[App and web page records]
__________

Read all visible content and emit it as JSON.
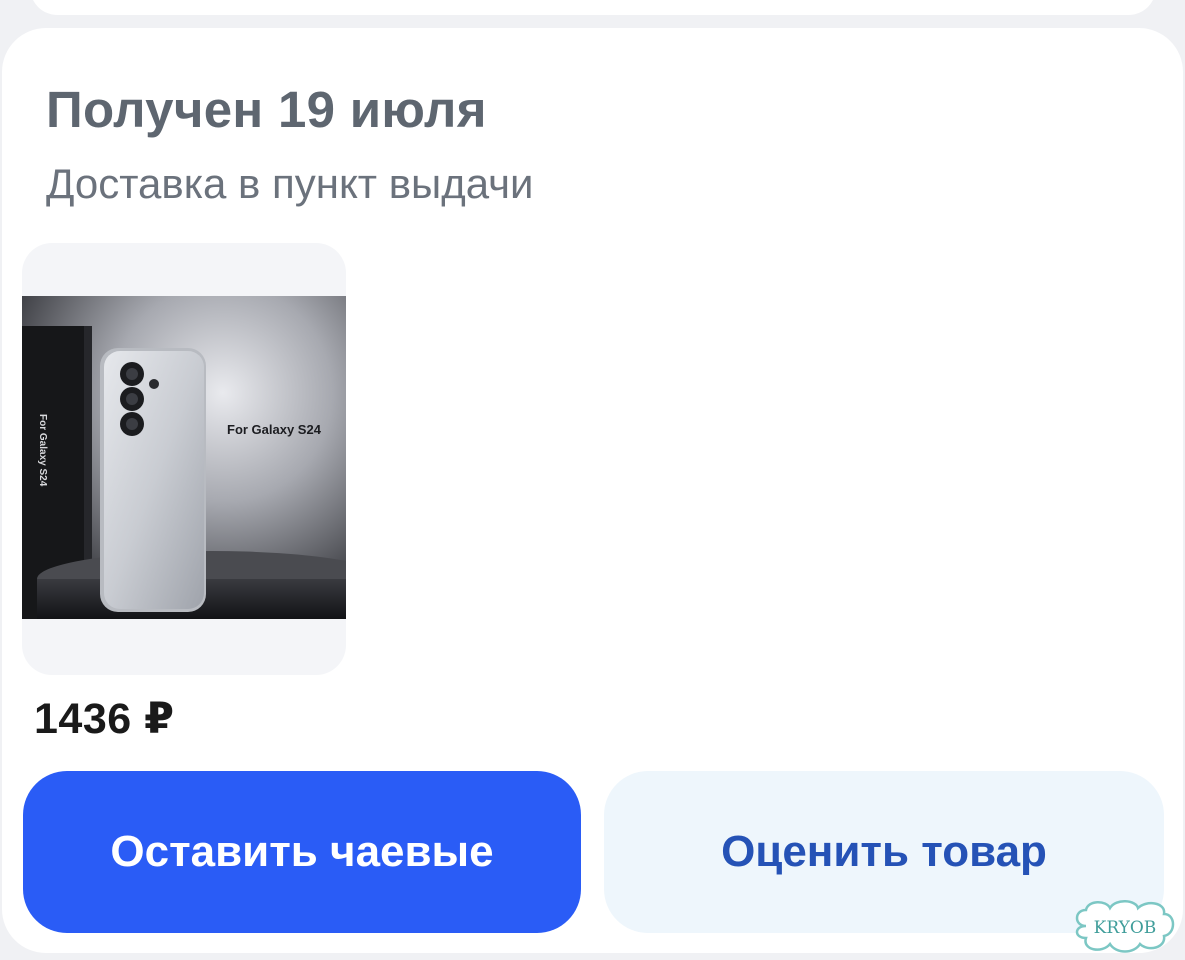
{
  "order": {
    "status_title": "Получен 19 июля",
    "delivery_method": "Доставка в пункт выдачи",
    "product": {
      "image_caption": "For Galaxy S24",
      "box_label": "For Galaxy S24",
      "price": "1436 ₽"
    },
    "buttons": {
      "tip_label": "Оставить чаевые",
      "rate_label": "Оценить товар"
    }
  },
  "watermark": {
    "text": "KRYOB"
  },
  "colors": {
    "primary_button": "#2a5cf6",
    "secondary_button_bg": "#eef6fc",
    "secondary_button_text": "#2552b6",
    "title_text": "#5e6670"
  }
}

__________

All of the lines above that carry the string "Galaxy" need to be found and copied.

### Exercise output
      "image_caption": "For Galaxy S24",
      "box_label": "For Galaxy S24",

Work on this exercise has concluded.